“Nothing is stranger to man but his own image.”
– Karel Čapek in Rossum’s Universal Robots (1921)
Here's a preview of my forthcoming paper on robot ethics (with co-authors Keith Abney and George Bekey) in Artificial Intelligence journal, one of the best in its field.
In the first of this two-article series, we saw how augmented reality (AR) is causing friction between individual liberty and public interest. AR appmakers are being required by some parks to obtain a permit before they can “put” virtual objects in those public spaces, given the sudden crowds the apps can cause.
This article looks at the same core dilemma with another technology: automated driving.
With very rare exceptions, automakers are famously coy about crash dilemmas. They don’t want to answer questions about how their self-driving cars would respond to weird, no-win emergencies. This is understandable, since any answer can be criticized—there’s no obvious solution to a true dilemma, so why play that losing game?
This is a guest post. The views expressed here are solely those of the author and do not represent positions of IEEE Spectrum or the IEEE.
Last week, the Dallas police killed a suspected gunman with a bomb-delivering robot. It was a desperate measure for desperate times: five law enforcement officers were killed and several more wounded before the shooter was finally cornered.
"“Today, drivers are not trained or tested for that change in control,” says Patrick Lin, director of the ethics and emerging sciences group at California Polytechnic State University. “Humans aren’t hardwired to sit and monitor a system for long periods of time and then quickly react properly when an emergency happens.”"
“Even if it’s a rare problem, autonomous car manufacturers still need to specify some action [in the event of an unavoidable crash], and the wrong one could lead to massive lawsuits and alarmist headlines,” says Patrick Lin, director of the ethics and emerging sciences group at California Polytechnic State University.
"Patrick Lin, director of the ethics and emerging sciences group at California Polytechnic State University, adds, “Allowing manufacturers to have variable training times may be useful in determining the proper amount of training ordinary drivers should have. But if government or a consortium of carmakers were to establish minimum standards of safety and training, that may give us more confidence than letting each manufacturer decide what’s best.”"
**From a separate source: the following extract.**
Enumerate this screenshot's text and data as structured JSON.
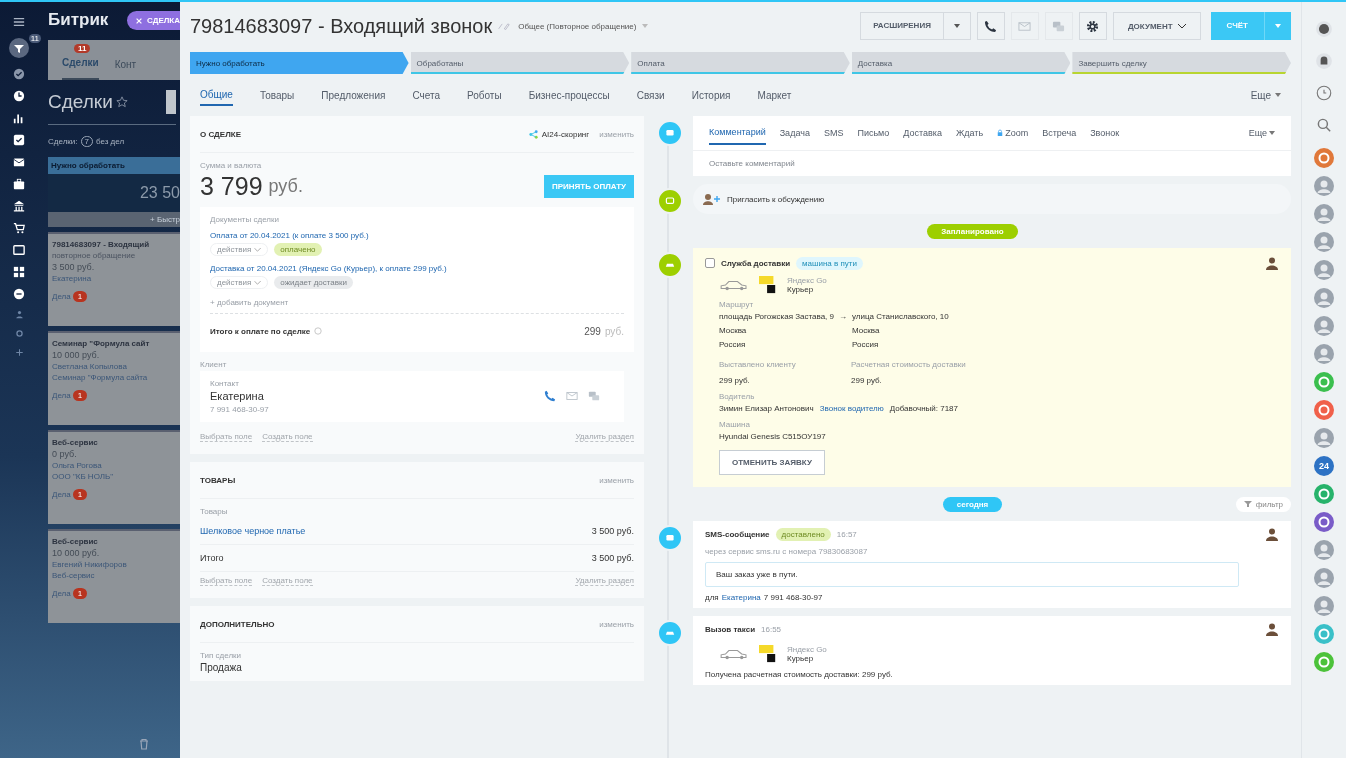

"“This is one of the most profoundly serious decisions we can make. Program a machine that can foreseeably lead to someone’s death,” Lin said. “When we make programming decisions, we expect those to be as right as we can be.”
What right looks like may differ from company to company, but according to Lin, automakers have a duty to show that they have wrestled with these complex questions — and publicly reveal the answers they reach.
"“It’s one thing for a human to steer her car off a cliff and quite another thing for a machine to make that choice,” Lin says. “It’s also one thing for pedestrians to be struck by a car whose driver made a bad reflexive decision and quite another thing for them to be struck because the robot car was programmed deliberately to target them or put them at greater risk. Setting expectations can help with some of this, but probably not all.”"
Attendees will hear leading speakers, participate in interactive breakout sessions, and network with key innovators in this exciting field. Don't miss what's in store for the Automated Vehicles Symposium 2016.
Affiliate Scholars Bryant Walker Smith and Patrick Lin are confirmed speakers.
For more information, visit the conference website.
For more information and to register visit the event website.
Professor Patrick Lin discusses key ethical, legal, and policy challenges in cyberwarfare. This event is part of the “IT, Ethics, and Law” lecture series, co-sponsored by the High Tech Law Institute.
Self-driving cars are already cruising the streets today. And while these cars will ultimately be safer and cleaner than their manual counterparts, they can’t completely avoid accidents altogether. How should the car be programmed if it encounters an unavoidable accident? Patrick Lin navigates the murky ethics of self-driving cars.
SCOTT SIMON, HOST: